The Twilight Saga has always been admired for its extensive worldbuilding, and that attribute certainly does not go out of style. Throughout the course of the series, we learn that vampires and werewolves have their origins in Scandinavian mythology and that they are generally a persecuted species, forced to live in secrecy and fear of discovery. Many vampires choose to live in a human world, while others prefer to remain in their own kind, taking care of their own and hiding from the humans as much as they can. In the first novel, Twilight, Bella meets and befriends several vampires, who play an important role in her initiation into their culture and her eventual decision to become one of them herself. At the end of Twilight, we’re left to wonder: is Bella a vampire? Is she a werewolf? Is she a supernatural creature of some sort? The answer, of course, is that she is all of these things, and the series finale, Eclipse, provides us with an intriguing glimpse of what the future may hold for our intrepid heroine. At the end of Eclipse, we’re not so sure about Bella anymore. She has learned a lot in the two years since we last saw her, and we’re not entirely sure that she’s ready to be in charge of her own life. As she puts it, “I don’t regret any of it. It’s made me who I am today. A complete person, not just a vampire hunter.” Indeed. She may not have found her happy medium, but she’s certainly found her comfort zone.
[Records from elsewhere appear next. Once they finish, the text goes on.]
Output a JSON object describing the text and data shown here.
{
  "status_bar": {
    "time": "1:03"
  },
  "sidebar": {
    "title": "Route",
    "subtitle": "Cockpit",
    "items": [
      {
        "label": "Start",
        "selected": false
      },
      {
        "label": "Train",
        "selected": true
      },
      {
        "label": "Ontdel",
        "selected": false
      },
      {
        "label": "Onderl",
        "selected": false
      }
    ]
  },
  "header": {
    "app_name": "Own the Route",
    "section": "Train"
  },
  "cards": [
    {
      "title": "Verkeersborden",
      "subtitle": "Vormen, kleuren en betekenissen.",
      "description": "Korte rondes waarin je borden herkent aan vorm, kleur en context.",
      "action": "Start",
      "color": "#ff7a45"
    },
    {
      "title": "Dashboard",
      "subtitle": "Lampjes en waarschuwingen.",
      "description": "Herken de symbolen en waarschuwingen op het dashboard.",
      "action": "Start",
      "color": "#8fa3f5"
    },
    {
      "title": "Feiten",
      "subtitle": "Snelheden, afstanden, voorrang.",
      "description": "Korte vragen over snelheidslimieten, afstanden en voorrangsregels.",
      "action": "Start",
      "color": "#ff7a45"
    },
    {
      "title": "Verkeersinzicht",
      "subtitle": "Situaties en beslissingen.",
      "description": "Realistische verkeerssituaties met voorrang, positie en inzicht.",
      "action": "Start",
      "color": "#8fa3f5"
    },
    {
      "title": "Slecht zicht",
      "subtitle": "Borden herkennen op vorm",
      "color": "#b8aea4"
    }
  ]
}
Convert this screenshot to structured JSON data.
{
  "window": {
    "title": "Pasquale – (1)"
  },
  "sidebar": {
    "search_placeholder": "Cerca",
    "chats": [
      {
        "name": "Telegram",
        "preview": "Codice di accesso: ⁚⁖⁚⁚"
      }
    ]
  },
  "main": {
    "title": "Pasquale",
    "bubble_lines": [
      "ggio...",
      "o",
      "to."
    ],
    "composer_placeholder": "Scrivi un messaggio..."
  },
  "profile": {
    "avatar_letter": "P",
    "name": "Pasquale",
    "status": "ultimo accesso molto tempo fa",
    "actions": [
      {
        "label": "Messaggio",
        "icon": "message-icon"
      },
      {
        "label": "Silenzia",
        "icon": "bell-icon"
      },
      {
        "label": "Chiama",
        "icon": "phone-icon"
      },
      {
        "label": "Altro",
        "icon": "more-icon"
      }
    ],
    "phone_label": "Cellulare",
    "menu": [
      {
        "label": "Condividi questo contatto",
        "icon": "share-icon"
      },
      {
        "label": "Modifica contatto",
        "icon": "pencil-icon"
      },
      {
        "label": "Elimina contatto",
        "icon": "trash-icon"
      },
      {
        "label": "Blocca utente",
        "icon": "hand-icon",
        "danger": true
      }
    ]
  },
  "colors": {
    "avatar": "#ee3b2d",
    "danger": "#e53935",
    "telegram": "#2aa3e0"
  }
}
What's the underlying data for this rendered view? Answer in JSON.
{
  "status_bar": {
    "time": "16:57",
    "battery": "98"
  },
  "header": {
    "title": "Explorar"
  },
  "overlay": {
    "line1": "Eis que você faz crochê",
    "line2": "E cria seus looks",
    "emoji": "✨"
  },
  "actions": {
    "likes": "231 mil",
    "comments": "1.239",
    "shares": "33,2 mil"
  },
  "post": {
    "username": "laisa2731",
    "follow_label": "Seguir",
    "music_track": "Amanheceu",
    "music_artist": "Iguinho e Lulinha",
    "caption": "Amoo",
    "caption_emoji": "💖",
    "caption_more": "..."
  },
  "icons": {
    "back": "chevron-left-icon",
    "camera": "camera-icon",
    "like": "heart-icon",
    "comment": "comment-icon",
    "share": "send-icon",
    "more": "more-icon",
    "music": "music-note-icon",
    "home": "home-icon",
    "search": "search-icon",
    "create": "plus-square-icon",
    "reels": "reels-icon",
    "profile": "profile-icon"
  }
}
More Than Meets The Eye

The Twilight Saga is more than just a coming-of-age story about a young woman discovering her true self. It’s also an exploration of love, loyalty, and obsession. In the first book, Twilight, Bella meets and falls in love with vampire Edward Cullen, who plays a major role in guiding and encouraging her to embark on her grand journey. Even though Bella is a late starter in the vampire world, she demonstrates exemplary loyalty to Edward throughout the series. The pair’s relationship is undoubtedly one of the most important aspects of The Twilight Saga, and we get the sense that Edward feels the same way, especially since he never seems to age, while Bella seems to grow more beautiful with each passing year. The devotion that Edward shows towards Bella, coupled with her own unwavering loyalty, forms a connection between the two that is both endearing and heart-wrenching.

The Twilight Saga is certainly not for the faint of heart. As the films and books progress, our heroines grow more and more desperate to be accepted by their fellow vampires. At times, the longing and obsession that they feel towards Edward and the other creatures is almost too much to bear. It can be quite the romantic trip, but it’s also a test of wills and endurance. This is quite possibly the reason why the Twilight Saga has resonated with audiences for so long: it is an in-depth exploration of love and loyalty, and how far these two admirable characteristics can be pushed until they become unhealthy attachments.

It is interesting to note that, in spite of all this, Edward finds it difficult to accept Bella as she is. He is a creature of logic and science, as opposed to Bella’s intuitive and psychic side, and he can’t seem to understand her desire to be with humans and fit in with the general population. Even after all these years, his unyielding moral compass still finds itself at odds with her willingness to try new things and be open to different perspectives. In essence, it is a tale of a scientific skeptic who is ultimately converted to the ways of the magical and mystical. It’s a fitting conclusion to the series, which, in its own way, is as much a love letter to the process of conversion as it is an ode to the allure of the occult.